In an elementary school in Cairo, Egypt, Majida teaches Arabic to a class of 65 third graders. Today, her principal has joined her class. She will observe the activities Majida has prepared, make notes on how her students respond and interact with each other, and collect information to later compare Majida’s teaching to objective standards for quality instruction.
The principal is using an instrument called SCOPE, or the Standards-Based Classroom Observation Protocol for Egypt. Developed by EDC, SCOPE is a tool that helps instructional leaders track teachers’ performances over time as they master new ways of teaching and engaging students.
For Majida, the information may be used to create her own personal professional development plan or help determine whether or not she will be promoted to a higher rank. In a more general application, it may help tailor staff development plans in her school or district.
“SCOPE helps educational leaders—such as principals, subject supervisors, and district training staff—articulate what they want to see happen with teachers’ professional development,” EDC’s Rachel Christina. “It’s helping to move teacher supervision from a periodic inspection system that penalizes teachers, to a more supportive system where educators engage in a continuing dialogue around practice and re-evaluation.”
SCOPE is the product of a partnership between the U.S. Agency for International Development (USAID) and the Egyptian government. As part of the Egypt Education Reform Program (ERP/EQUIP1), now in its final year, EDC developed classroom resources; trained teachers to encourage students’ active learning and critical thinking; and trained instructional supervisors to support teachers as they moved away from the more traditional model of lecture, memorization, recitation, and testing.
Developed by Dr. Fouad Abd El Khalick, SCOPE evaluates teachers’ classroom performance in areas such as effective use of instructional time, ability to promote problem solving and critical thinking, and skill in fostering a collaborative and equitable learning environment. It also examines how the classroom is organized and equipped, asking questions such as: How many students are in the classroom? Are seats fixed in rows or are they moveable? How available are materials and instructional technologies?
According to Christina, SCOPE has been well received by teachers, administrators, principals, and supervisors alike. “It puts in very clear terms what good teaching practice looks like,” she explains. “And it helps the people who support teachers provide them with training, resources, and coaching. It gives everyone something to shoot for.”
Currently, researchers are using SCOPE to track teacher performance changes related to the four major USAID-funded education programs in Egypt. SCOPE also serves as the basis for the national classroom observation instrument used by Egyptian supervisors, as well as the promotional assessment that will be the core of the new Egyptian teacher career ladder.

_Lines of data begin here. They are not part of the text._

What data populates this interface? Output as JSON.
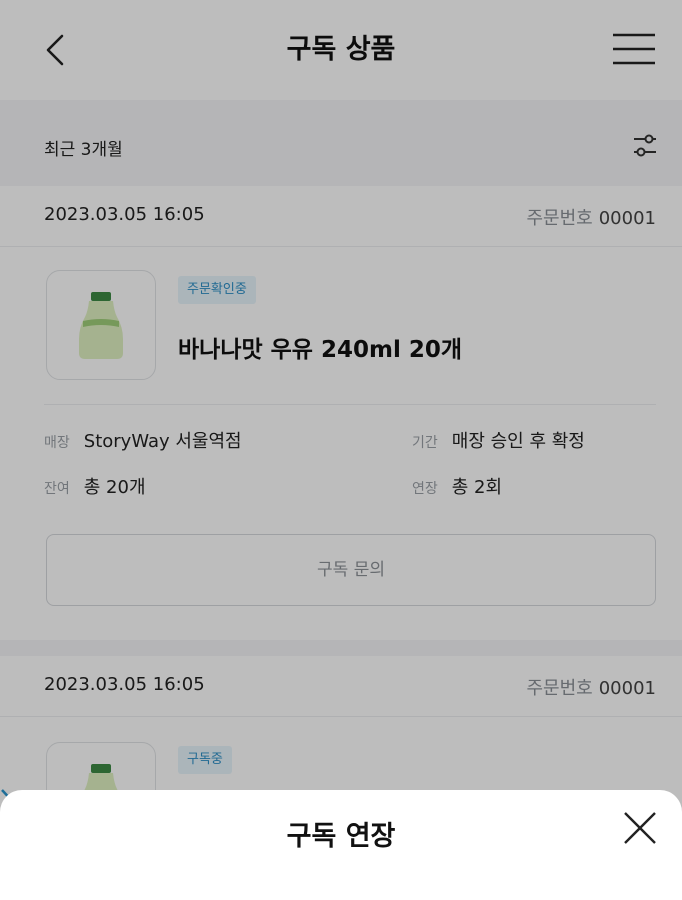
{
  "header": {
    "title": "구독 상품"
  },
  "filter": {
    "label": "최근 3개월"
  },
  "orders": [
    {
      "date": "2023.03.05 16:05",
      "order_no_label": "주문번호",
      "order_no": "00001",
      "status": "주문확인중",
      "product": "바나나맛 우유 240ml 20개",
      "store_label": "매장",
      "store": "StoryWay 서울역점",
      "period_label": "기간",
      "period": "매장 승인 후 확정",
      "remaining_label": "잔여",
      "remaining": "총 20개",
      "extension_label": "연장",
      "extension": "총 2회",
      "inquiry_button": "구독 문의"
    },
    {
      "date": "2023.03.05 16:05",
      "order_no_label": "주문번호",
      "order_no": "00001",
      "status": "구독중"
    }
  ],
  "sheet": {
    "title": "구독 연장"
  },
  "colors": {
    "accent": "#2d8fc7",
    "badge_bg": "#e7f4fb",
    "annotation_arrow": "#1f6f99"
  }
}
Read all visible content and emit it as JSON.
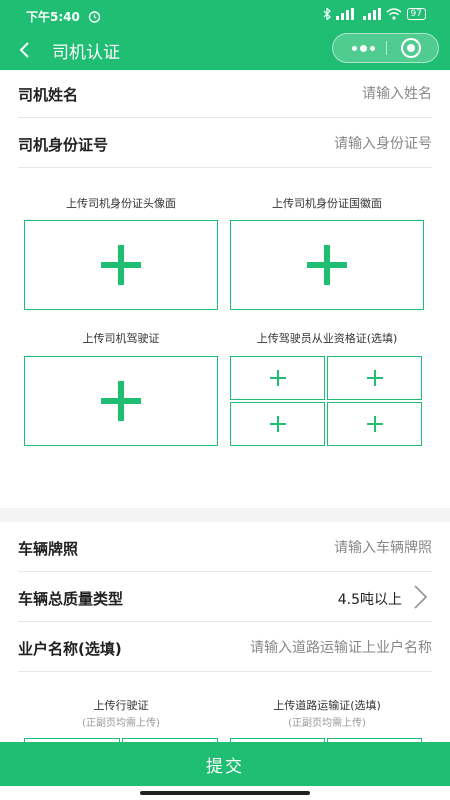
{
  "statusbar": {
    "time": "下午5:40",
    "battery": "97"
  },
  "navbar": {
    "title": "司机认证"
  },
  "driver_section": {
    "name_label": "司机姓名",
    "name_placeholder": "请输入姓名",
    "id_label": "司机身份证号",
    "id_placeholder": "请输入身份证号",
    "uploads": {
      "id_front": "上传司机身份证头像面",
      "id_back": "上传司机身份证国徽面",
      "license": "上传司机驾驶证",
      "qualification": "上传驾驶员从业资格证(选填)"
    }
  },
  "vehicle_section": {
    "plate_label": "车辆牌照",
    "plate_placeholder": "请输入车辆牌照",
    "weight_label": "车辆总质量类型",
    "weight_value": "4.5吨以上",
    "owner_label": "业户名称(选填)",
    "owner_placeholder": "请输入道路运输证上业户名称",
    "uploads": {
      "vehicle_license": "上传行驶证",
      "vehicle_license_sub": "(正副页均需上传)",
      "transport_permit": "上传道路运输证(选填)",
      "transport_permit_sub": "(正副页均需上传)"
    }
  },
  "submit_label": "提交",
  "colors": {
    "primary": "#1fbe73"
  }
}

The research behind SCOPE is also informing EDC teacher development projects in other parts of the world. It is currently being implemented in localized forms in the Philippines, Benin, Liberia, Mali, and the Democratic Republic of Congo.
“We’ve seen teachers in Egypt improve significantly against the items that we’re measuring,” says Christina. “What’s interesting is that those items are pretty universal in terms of what research tells us works in classrooms and leads to improved learning. Implementing similar tools in other contexts will allow us to draw conclusions more broadly and comparatively about what works and doesn’t work in our particular approaches to teacher capacity building.”
ERP/EQUIP1 is funded by USAID. EDC works as a subcontractor to American Institutes for Research, along with partner World Education.
Originally published on April 15, 2010